The good part was that they were quite enthusiastic with the idea of choosing traditional heirlooms instead of commercial varieties, the use of aromatic herbs to limit the orchard was promptly accepted, as was the plantation of other species besides fruit trees (as fruit shrubs, herbs and plants that attract pollinators. Though I didn't explain in detail what food forests are, I spoke about the use of plants that either repel nasty insects or attract good ones, or that are beneficial for the fruit trees in other ways. But they weren't very sympathetic with the idea of grafting edibles into the existing ornamentals — well, the agronomist and the landscape architect weren't, but the representatives of the Participatory Budget thought it would be great to graft and to start doing it even before the planting begins —. We also explained it would be good to plant ahead some nutrient giving plants and nitrogen fixers to prepare the soil for the actual plantation, just to learn that the "job" has to be done in one go, once the contractor comes in they'll do all the work that has to be done, no possibility of first this and then that. Say again, contractor?? The creation of the orchard is seen as an "enterprise" that has to follow the normal procedures of municipal constructions.
I was imagining we could deliver a detailed budget along with the design and would then get a sum to put the orchard together. Well, no! As we're talking about public money, once the design is done there must be a public contest for choosing the contractor. So everything, from trees, to bushes, to digging the holes to put the trees, is going to be purchased by the city along with the execution of the needed works to a company that is fit for public contracts. I understand the need to ensure the sound management of public money. Absolutely! But there is also a sort of waste in this method, as the hole digging is a clear example... Can't the volunteers dig themselves? Well, that, it seems, is due to security concerns. The city doesn't want liability issues...
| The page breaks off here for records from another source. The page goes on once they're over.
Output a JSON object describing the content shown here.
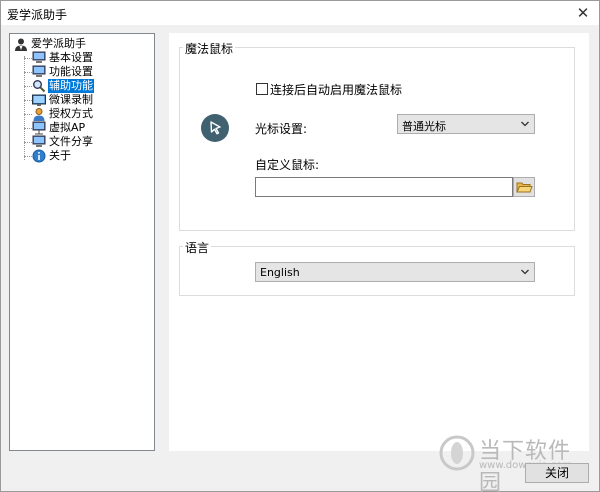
{
  "window": {
    "title": "爱学派助手",
    "close_glyph": "✕"
  },
  "tree": {
    "root": "爱学派助手",
    "items": [
      {
        "label": "基本设置",
        "icon": "computer-icon"
      },
      {
        "label": "功能设置",
        "icon": "computer-icon"
      },
      {
        "label": "辅助功能",
        "icon": "magnifier-icon",
        "selected": true
      },
      {
        "label": "微课录制",
        "icon": "monitor-icon"
      },
      {
        "label": "授权方式",
        "icon": "user-icon"
      },
      {
        "label": "虚拟AP",
        "icon": "network-icon"
      },
      {
        "label": "文件分享",
        "icon": "computer-icon"
      },
      {
        "label": "关于",
        "icon": "info-icon"
      }
    ]
  },
  "magic_mouse": {
    "group_title": "魔法鼠标",
    "auto_enable_label": "连接后自动启用魔法鼠标",
    "auto_enable_checked": false,
    "cursor_setting_label": "光标设置:",
    "cursor_setting_value": "普通光标",
    "custom_cursor_label": "自定义鼠标:",
    "custom_cursor_value": ""
  },
  "language": {
    "group_title": "语言",
    "value": "English"
  },
  "footer": {
    "close_label": "关闭"
  },
  "watermark": {
    "brand": "当下软件园",
    "url": "www.downxia.com"
  },
  "colors": {
    "selection": "#0078d7",
    "cursor_badge": "#3f6170",
    "watermark": "#b9b9b9"
  }
}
Hummm... it just makes it necessary to be extra detailed in the project plan, for instance, by stating exactly tree varieties (the name of the heirloom and maybe even where to find it!), all the specificities of plants and be very precise in what and how we want the orchard to be (so there's a lot of work ahead!).
What does this mean in terms of schedule? To develop the design, open the public contest and wait for the whole process to take its time, means that we won't be planting before the end of the winter. But we want very much to start the orchard before that. Anyway, we're trying to show why it is important to start early with the preparation of the soil, and hopefully we can start in the end of summer.
Unfortunately, as for the grafting of edibles into the ornamentals, we've learned with Nicola that we need to collect the branches at an earlier time and keep them (cool) until early spring to be able to graft them. So it won't be possible or advisable to graft before the winter as we were hoping to. We'll have to figure out how to keep the orchard in motion while we're waiting for plantation time! This means that if YOU have any ideas, please let us know!!